Komaba et al. Influence of manganese (II), cobalt (II), and nickel (II) additives in electrolyte on performance of graphite anode for lithium-ion batteries
Miao et al. Novel dual-salts electrolyte solution for dendrite-free lithium-metal based rechargeable batteries with high cycle reversibility
JP4151060B2 (en) Non-aqueous secondary battery
KR100477744B1 (en) Organic electrolytic solution and lithium secondary battery adopting the same
JP2009170400A (en) Rechargeable air battery and its manufacturing method
US9252429B2 (en) Electrode additives coated with electro conductive material and lithium secondary comprising the same
KR100481660B1 (en) Lithium secondary battery-use electrode and lithium secondary battery
KR101430615B1 (en) Cathode and lithium battery using the same
Kanamura et al. Electrochemical deposition of uniform lithium on an Ni substrate in a nonaqueous electrolyte
US20050186474A1 (en) Positive electrodes for lithium batteries and their methods of fabrication
KR100399785B1 (en) Separators for winding-type lithium secondary batteries comprising gel-type polymer electrolytes and manufacturing method for the same
JP4029266B2 (en) Nonaqueous electrolyte battery and method for producing nonaqueous electrolyte battery
US6228532B1 (en) Lithium secondary cell
US8741492B2 (en) Lithium air battery
Takehara Future prospects of the lithium metal anode
KR100985346B1 (en) Lithium secondary battery
JP4092618B2 (en) Nonaqueous electrolyte secondary battery

Legal Events

Date Code Title Description
121 Ep: the epo has been informed by wipo that ep was designated in this application

Ref document number: 11734199

Country of ref document: EP

Kind code of ref document: A1

ENP Entry into the national phase in:

Ref document number: 2013518625

Country of ref document: JP

Kind code of ref document: A
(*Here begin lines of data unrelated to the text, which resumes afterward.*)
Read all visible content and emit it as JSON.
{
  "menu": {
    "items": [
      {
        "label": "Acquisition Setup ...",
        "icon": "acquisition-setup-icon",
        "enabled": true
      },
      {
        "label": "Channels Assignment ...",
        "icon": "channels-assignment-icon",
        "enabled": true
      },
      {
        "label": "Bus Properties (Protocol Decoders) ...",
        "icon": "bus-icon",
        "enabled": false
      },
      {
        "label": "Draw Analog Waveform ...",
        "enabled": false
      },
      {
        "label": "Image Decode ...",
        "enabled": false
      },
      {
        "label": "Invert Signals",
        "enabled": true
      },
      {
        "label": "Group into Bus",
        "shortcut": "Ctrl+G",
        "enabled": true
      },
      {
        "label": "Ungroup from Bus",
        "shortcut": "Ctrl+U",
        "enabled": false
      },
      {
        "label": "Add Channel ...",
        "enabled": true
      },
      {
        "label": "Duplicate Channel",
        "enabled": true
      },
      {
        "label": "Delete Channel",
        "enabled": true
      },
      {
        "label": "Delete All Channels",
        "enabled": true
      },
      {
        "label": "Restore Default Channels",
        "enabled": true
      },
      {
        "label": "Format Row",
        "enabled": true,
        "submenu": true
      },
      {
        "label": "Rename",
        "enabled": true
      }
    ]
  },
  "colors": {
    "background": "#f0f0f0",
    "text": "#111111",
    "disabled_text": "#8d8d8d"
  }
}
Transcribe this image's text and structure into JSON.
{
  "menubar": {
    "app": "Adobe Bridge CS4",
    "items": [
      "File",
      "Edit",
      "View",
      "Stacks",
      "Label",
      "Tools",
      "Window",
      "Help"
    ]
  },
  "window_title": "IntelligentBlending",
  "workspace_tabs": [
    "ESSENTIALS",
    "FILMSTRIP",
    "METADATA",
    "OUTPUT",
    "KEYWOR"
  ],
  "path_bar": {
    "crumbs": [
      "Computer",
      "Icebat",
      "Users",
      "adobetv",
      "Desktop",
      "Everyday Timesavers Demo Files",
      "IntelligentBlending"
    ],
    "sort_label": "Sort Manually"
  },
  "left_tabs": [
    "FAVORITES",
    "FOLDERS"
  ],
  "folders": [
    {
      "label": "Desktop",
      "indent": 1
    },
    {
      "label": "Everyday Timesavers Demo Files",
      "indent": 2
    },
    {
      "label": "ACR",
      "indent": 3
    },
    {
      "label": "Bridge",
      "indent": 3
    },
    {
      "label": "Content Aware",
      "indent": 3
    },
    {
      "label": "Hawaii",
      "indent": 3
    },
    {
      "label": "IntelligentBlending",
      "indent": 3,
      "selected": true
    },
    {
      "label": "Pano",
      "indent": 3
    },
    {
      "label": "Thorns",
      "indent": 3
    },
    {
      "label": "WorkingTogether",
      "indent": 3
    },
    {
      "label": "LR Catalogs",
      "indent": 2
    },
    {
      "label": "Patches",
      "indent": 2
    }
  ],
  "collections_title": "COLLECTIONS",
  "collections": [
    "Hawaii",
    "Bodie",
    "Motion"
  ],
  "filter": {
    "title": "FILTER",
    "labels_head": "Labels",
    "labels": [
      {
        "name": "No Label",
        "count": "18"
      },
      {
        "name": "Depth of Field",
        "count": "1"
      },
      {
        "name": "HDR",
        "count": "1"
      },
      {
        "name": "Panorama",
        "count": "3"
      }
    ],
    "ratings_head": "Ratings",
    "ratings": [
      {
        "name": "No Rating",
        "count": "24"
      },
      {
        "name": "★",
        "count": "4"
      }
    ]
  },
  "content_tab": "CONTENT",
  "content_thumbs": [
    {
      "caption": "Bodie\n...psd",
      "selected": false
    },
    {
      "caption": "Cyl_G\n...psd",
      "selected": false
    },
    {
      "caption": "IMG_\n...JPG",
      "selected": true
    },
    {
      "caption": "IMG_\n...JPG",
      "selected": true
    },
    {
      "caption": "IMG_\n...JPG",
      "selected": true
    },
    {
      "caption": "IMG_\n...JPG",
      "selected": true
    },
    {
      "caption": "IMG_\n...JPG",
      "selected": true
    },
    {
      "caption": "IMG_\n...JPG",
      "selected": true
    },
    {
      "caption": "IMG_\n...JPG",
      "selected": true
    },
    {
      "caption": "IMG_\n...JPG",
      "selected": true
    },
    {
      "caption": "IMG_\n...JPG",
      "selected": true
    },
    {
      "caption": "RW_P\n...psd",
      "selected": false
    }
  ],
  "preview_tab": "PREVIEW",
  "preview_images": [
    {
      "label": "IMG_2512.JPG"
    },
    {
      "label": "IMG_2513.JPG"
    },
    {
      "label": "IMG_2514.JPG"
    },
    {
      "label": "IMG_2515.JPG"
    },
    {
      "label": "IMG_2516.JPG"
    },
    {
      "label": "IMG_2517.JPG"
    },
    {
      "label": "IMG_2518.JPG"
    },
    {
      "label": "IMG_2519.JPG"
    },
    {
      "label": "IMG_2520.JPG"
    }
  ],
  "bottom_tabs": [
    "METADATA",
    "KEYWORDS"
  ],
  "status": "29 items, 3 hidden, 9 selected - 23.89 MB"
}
NENP Non-entry into the national phase in:

Ref country code: DE

REEP

Ref document number: 2011734199

Country of ref document: EP

WWE Wipo information: entry into national phase

Ref document number: 2011734199

Country of ref document: EP